§ **About this exercise**
Every entry is to be printed again precisely as given.

━━━━━━━━━━━━━━━━━━━━

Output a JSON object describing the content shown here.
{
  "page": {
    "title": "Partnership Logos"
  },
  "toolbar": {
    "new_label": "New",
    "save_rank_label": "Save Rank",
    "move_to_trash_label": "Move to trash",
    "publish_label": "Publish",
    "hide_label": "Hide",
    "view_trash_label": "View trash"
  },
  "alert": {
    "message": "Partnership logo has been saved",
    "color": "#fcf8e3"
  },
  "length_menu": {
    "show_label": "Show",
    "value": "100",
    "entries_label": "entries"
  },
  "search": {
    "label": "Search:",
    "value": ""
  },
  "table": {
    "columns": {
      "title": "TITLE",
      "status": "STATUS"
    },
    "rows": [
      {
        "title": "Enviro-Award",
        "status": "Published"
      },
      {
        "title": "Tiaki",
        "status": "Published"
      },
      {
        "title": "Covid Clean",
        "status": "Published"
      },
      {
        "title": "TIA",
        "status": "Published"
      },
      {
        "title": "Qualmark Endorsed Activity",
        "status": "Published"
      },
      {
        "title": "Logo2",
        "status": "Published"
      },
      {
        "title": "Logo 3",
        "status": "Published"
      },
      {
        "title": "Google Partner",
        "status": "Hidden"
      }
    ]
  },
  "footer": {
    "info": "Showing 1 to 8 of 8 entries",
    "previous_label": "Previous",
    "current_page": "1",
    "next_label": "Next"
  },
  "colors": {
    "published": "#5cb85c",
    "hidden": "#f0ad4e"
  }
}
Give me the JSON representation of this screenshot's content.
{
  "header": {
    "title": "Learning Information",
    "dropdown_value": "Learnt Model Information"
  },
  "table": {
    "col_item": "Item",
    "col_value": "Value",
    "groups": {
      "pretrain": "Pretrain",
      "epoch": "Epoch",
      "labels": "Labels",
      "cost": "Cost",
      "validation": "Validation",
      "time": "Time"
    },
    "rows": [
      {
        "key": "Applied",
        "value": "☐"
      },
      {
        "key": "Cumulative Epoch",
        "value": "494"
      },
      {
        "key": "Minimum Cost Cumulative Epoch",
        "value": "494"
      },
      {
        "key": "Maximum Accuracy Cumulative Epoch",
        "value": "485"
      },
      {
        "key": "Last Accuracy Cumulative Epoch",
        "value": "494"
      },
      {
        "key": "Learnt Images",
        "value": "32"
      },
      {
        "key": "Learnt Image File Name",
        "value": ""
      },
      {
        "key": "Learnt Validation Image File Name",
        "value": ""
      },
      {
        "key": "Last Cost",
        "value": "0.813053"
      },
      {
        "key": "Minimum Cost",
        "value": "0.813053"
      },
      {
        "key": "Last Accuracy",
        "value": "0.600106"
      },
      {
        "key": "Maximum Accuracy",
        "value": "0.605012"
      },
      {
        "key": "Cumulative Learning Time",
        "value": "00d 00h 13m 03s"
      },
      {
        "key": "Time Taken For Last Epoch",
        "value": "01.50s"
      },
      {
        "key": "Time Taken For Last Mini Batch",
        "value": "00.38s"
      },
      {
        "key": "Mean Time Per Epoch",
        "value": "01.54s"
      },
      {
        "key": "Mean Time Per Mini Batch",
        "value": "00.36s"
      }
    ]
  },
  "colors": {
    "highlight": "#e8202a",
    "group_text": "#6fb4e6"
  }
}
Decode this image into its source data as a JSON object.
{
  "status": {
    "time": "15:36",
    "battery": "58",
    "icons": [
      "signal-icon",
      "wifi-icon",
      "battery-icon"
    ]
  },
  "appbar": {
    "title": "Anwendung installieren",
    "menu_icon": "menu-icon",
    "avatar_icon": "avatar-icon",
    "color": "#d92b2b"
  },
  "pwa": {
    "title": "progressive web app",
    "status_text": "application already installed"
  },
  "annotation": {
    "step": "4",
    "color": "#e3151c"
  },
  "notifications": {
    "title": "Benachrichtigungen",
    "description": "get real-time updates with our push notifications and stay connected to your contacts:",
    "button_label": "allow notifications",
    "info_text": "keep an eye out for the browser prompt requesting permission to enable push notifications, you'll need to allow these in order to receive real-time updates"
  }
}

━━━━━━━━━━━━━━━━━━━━

§ **Answer for this exercise**
Output a JSON object describing the content shown here.
{
  "page": {
    "title": "Partnership Logos"
  },
  "toolbar": {
    "new_label": "New",
    "save_rank_label": "Save Rank",
    "move_to_trash_label": "Move to trash",
    "publish_label": "Publish",
    "hide_label": "Hide",
    "view_trash_label": "View trash"
  },
  "alert": {
    "message": "Partnership logo has been saved",
    "color": "#fcf8e3"
  },
  "length_menu": {
    "show_label": "Show",
    "value": "100",
    "entries_label": "entries"
  },
  "search": {
    "label": "Search:",
    "value": ""
  },
  "table": {
    "columns": {
      "title": "TITLE",
      "status": "STATUS"
    },
    "rows": [
      {
        "title": "Enviro-Award",
        "status": "Published"
      },
      {
        "title": "Tiaki",
        "status": "Published"
      },
      {
        "title": "Covid Clean",
        "status": "Published"
      },
      {
        "title": "TIA",
        "status": "Published"
      },
      {
        "title": "Qualmark Endorsed Activity",
        "status": "Published"
      },
      {
        "title": "Logo2",
        "status": "Published"
      },
      {
        "title": "Logo 3",
        "status": "Published"
      },
      {
        "title": "Google Partner",
        "status": "Hidden"
      }
    ]
  },
  "footer": {
    "info": "Showing 1 to 8 of 8 entries",
    "previous_label": "Previous",
    "current_page": "1",
    "next_label": "Next"
  },
  "colors": {
    "published": "#5cb85c",
    "hidden": "#f0ad4e"
  }
}
Give me the JSON representation of this screenshot's content.
{
  "header": {
    "title": "Learning Information",
    "dropdown_value": "Learnt Model Information"
  },
  "table": {
    "col_item": "Item",
    "col_value": "Value",
    "groups": {
      "pretrain": "Pretrain",
      "epoch": "Epoch",
      "labels": "Labels",
      "cost": "Cost",
      "validation": "Validation",
      "time": "Time"
    },
    "rows": [
      {
        "key": "Applied",
        "value": "☐"
      },
      {
        "key": "Cumulative Epoch",
        "value": "494"
      },
      {
        "key": "Minimum Cost Cumulative Epoch",
        "value": "494"
      },
      {
        "key": "Maximum Accuracy Cumulative Epoch",
        "value": "485"
      },
      {
        "key": "Last Accuracy Cumulative Epoch",
        "value": "494"
      },
      {
        "key": "Learnt Images",
        "value": "32"
      },
      {
        "key": "Learnt Image File Name",
        "value": ""
      },
      {
        "key": "Learnt Validation Image File Name",
        "value": ""
      },
      {
        "key": "Last Cost",
        "value": "0.813053"
      },
      {
        "key": "Minimum Cost",
        "value": "0.813053"
      },
      {
        "key": "Last Accuracy",
        "value": "0.600106"
      },
      {
        "key": "Maximum Accuracy",
        "value": "0.605012"
      },
      {
        "key": "Cumulative Learning Time",
        "value": "00d 00h 13m 03s"
      },
      {
        "key": "Time Taken For Last Epoch",
        "value": "01.50s"
      },
      {
        "key": "Time Taken For Last Mini Batch",
        "value": "00.38s"
      },
      {
        "key": "Mean Time Per Epoch",
        "value": "01.54s"
      },
      {
        "key": "Mean Time Per Mini Batch",
        "value": "00.36s"
      }
    ]
  },
  "colors": {
    "highlight": "#e8202a",
    "group_text": "#6fb4e6"
  }
}
Decode this image into its source data as a JSON object.
{
  "status": {
    "time": "15:36",
    "battery": "58",
    "icons": [
      "signal-icon",
      "wifi-icon",
      "battery-icon"
    ]
  },
  "appbar": {
    "title": "Anwendung installieren",
    "menu_icon": "menu-icon",
    "avatar_icon": "avatar-icon",
    "color": "#d92b2b"
  },
  "pwa": {
    "title": "progressive web app",
    "status_text": "application already installed"
  },
  "annotation": {
    "step": "4",
    "color": "#e3151c"
  },
  "notifications": {
    "title": "Benachrichtigungen",
    "description": "get real-time updates with our push notifications and stay connected to your contacts:",
    "button_label": "allow notifications",
    "info_text": "keep an eye out for the browser prompt requesting permission to enable push notifications, you'll need to allow these in order to receive real-time updates"
  }
}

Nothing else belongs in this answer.